When searching for colleges and universities and deciding where to apply, there are several elements to consider that differ depending on the student: location, cost, academic quality and programming, athletics, student life, professional development, and so on. Although these components of fit are most commonly evaluated and assessed, it’s also important to consider a college’s ideals and culture. It can certainly be said that not all colleges have a good track record of helping students of color and other minority identities succeed. However, that doesn’t mean there aren’t a great number of institutions today that have decent diversity reports. Here’s some guidance on how to find institutions that put in the effort when it comes to diversity, equity, and inclusion (DEI).
Resources for a diversity-first college search

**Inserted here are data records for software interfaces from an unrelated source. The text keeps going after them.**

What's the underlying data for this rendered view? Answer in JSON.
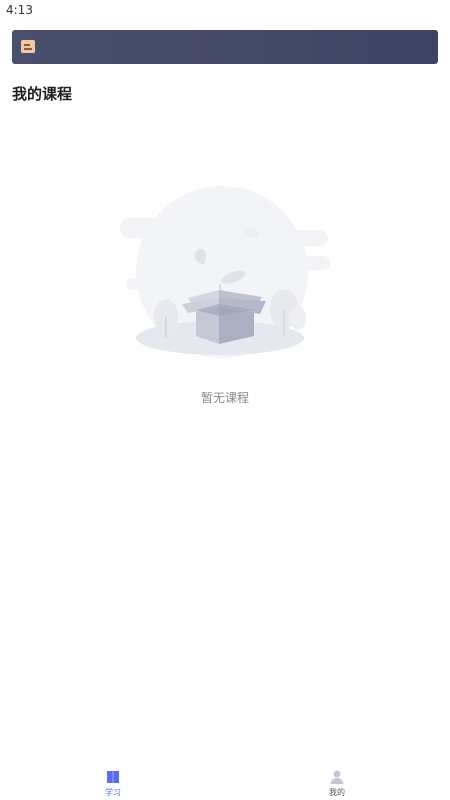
{
  "status_bar": {
    "time": "4:13"
  },
  "header": {
    "icon": "notebook-icon",
    "background_color": "#454a68"
  },
  "section": {
    "title": "我的课程"
  },
  "empty_state": {
    "icon": "empty-box-illustration",
    "message": "暂无课程"
  },
  "tab_bar": {
    "tabs": [
      {
        "label": "学习",
        "icon": "book-icon",
        "active": true,
        "color": "#5b6cf0"
      },
      {
        "label": "我的",
        "icon": "person-icon",
        "active": false,
        "color": "#555555"
      }
    ]
  }
}
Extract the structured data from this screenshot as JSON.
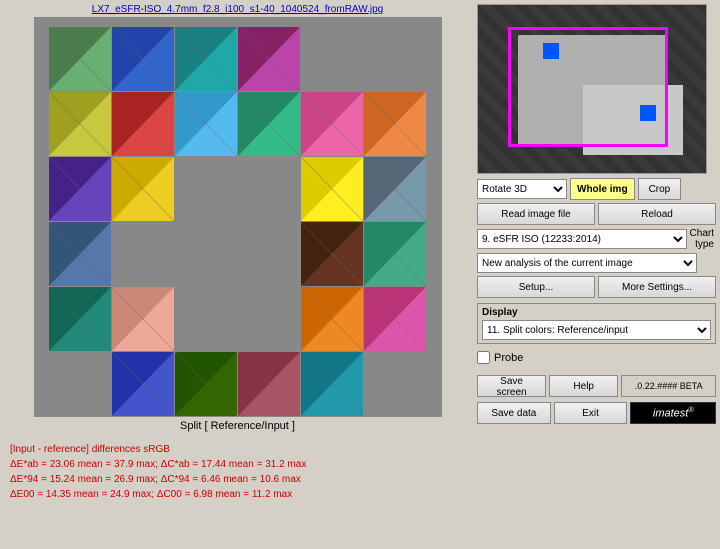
{
  "title": "LX7_eSFR-ISO_4.7mm_f2.8_i100_s1-40_1040524_fromRAW.jpg",
  "chart_label": "Split [ Reference/Input ]",
  "stats": {
    "header": "[Input - reference] differences  sRGB",
    "line1": "ΔE*ab = 23.06 mean = 37.9 max;  ΔC*ab = 17.44 mean = 31.2 max",
    "line2": "ΔE*94 = 15.24 mean = 26.9 max;  ΔC*94 =  6.46 mean = 10.6 max",
    "line3": "ΔE00 = 14.35 mean = 24.9 max;  ΔC00 =  6.98 mean = 11.2 max"
  },
  "controls": {
    "rotate_options": [
      "Rotate 3D"
    ],
    "rotate_selected": "Rotate 3D",
    "whole_img_label": "Whole img",
    "crop_label": "Crop",
    "read_image_label": "Read image file",
    "reload_label": "Reload",
    "chart_type_label": "Chart type",
    "chart_selected": "9. eSFR ISO (12233:2014)",
    "chart_options": [
      "9. eSFR ISO (12233:2014)"
    ],
    "analysis_selected": "New analysis of the current image",
    "analysis_options": [
      "New analysis of the current image"
    ],
    "setup_label": "Setup...",
    "more_settings_label": "More Settings...",
    "display_section_label": "Display",
    "display_selected": "11. Split colors: Reference/input",
    "display_options": [
      "11. Split colors: Reference/input"
    ],
    "probe_label": "Probe",
    "save_screen_label": "Save screen",
    "help_label": "Help",
    "version_label": ".0.22.#### BETA",
    "save_data_label": "Save data",
    "exit_label": "Exit"
  },
  "colors": {
    "accent_blue": "#0055ff",
    "accent_pink": "#ff00ff",
    "title_color": "#0000cc",
    "stats_color": "#cc0000",
    "whole_img_bg": "#ffff88"
  }
}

Diversity and identity should always be important factors for students while investigating universities and deciding where to go. This is a component of the college search process that is unique to each individual and vital to reflect on truthfully. When researching schools, you may want to focus on the following aspects of diversity within the student body:
- Country of origin
- Gender and/or sexual identity
- Disability status
- Sociopolitical beliefs
- Socioeconomic status
- Exposure to higher education
These aren’t the only criteria, but they are common and crucial. Some useful resources to begin your research include:
- U.S. News & World Report: This publication provides rankings for the most international students at US institutions, racially and ethnically diverse colleges, Historically Black Colleges and Universities (HBCUs), and Hispanic-Serving Institutions (HSIs).
- The College Board’s Big Future College Search: Students can search or select universities based on diversity factors such as the number of racial and ethnic minorities on campus. Student body demographic statistics are also emphasized in the “Student Life” portion of these college profiles.
- The Campus Pride Index: This is a nationwide directory of LGBTQ+-friendly schools and institutions.
- Hillel International: The organization offers extensive online search options for discovering institutions with active Jewish communities.
- Women’s College Coalition: This is another useful search engine to help young women find colleges that focus on their success.
Topics to discuss with admission offices
Look for any information you can find regarding diversity on college websites. The visibility of critical diversity and inclusion information can sometimes indicate institutional importance and commitment to DEI objectives. Inquire with the admission and/or campus life offices regarding the following:
- First-generation college student resources designed exclusively for you
- Clubs and organizations as well as academic and student life offices related to your identity
- Opportunities to communicate with professors regarding diversity and inclusion in curriculum and courses
- Campus environment and culture, including how diversity and identity are recognized and explored and if students are empowered and included in activities promoting diversity and inclusion
- In-person and virtual opportunities to get to know the school better
A critical look at college admission standards
If colleges want to take academic diversity seriously, they must realize that judgments about who is likely to succeed at their school are influenced by implicit bias and institutional racism. Students of color, in particular, are often mistaken as less likely to succeed because they haven’t been afforded the resources for success up to this point. To be a truly excellent academic institution, a college must be able to effectively serve any student who meets its admission criteria. And because students of color routinely receive disproportionately poor K–12 academic preparation, good institutions reorient their admission practices to recognize that education is about more than skimming from the “top” students. Many universities have been pioneers in giving resources to at-risk students through programs such as Summer Bridge, which allows students to acclimate to college life before the start of the academic year. Look for colleges that offer these types of resources to students who have notoriously not been given the chance to succeed.
There’s no magical technique for determining the best fit with a college or predicting what it would be like to join that community, but thorough study and asking essential (and often challenging) questions will take you a long way. When emerging adults begin their college experience, they’re taking a risk and committing to a school for several years. So be sure to factor in all relevant factors of your identity when looking for the right academic home.
Get going on your college search with our lists of featured schools that value and are dedicated to diversity.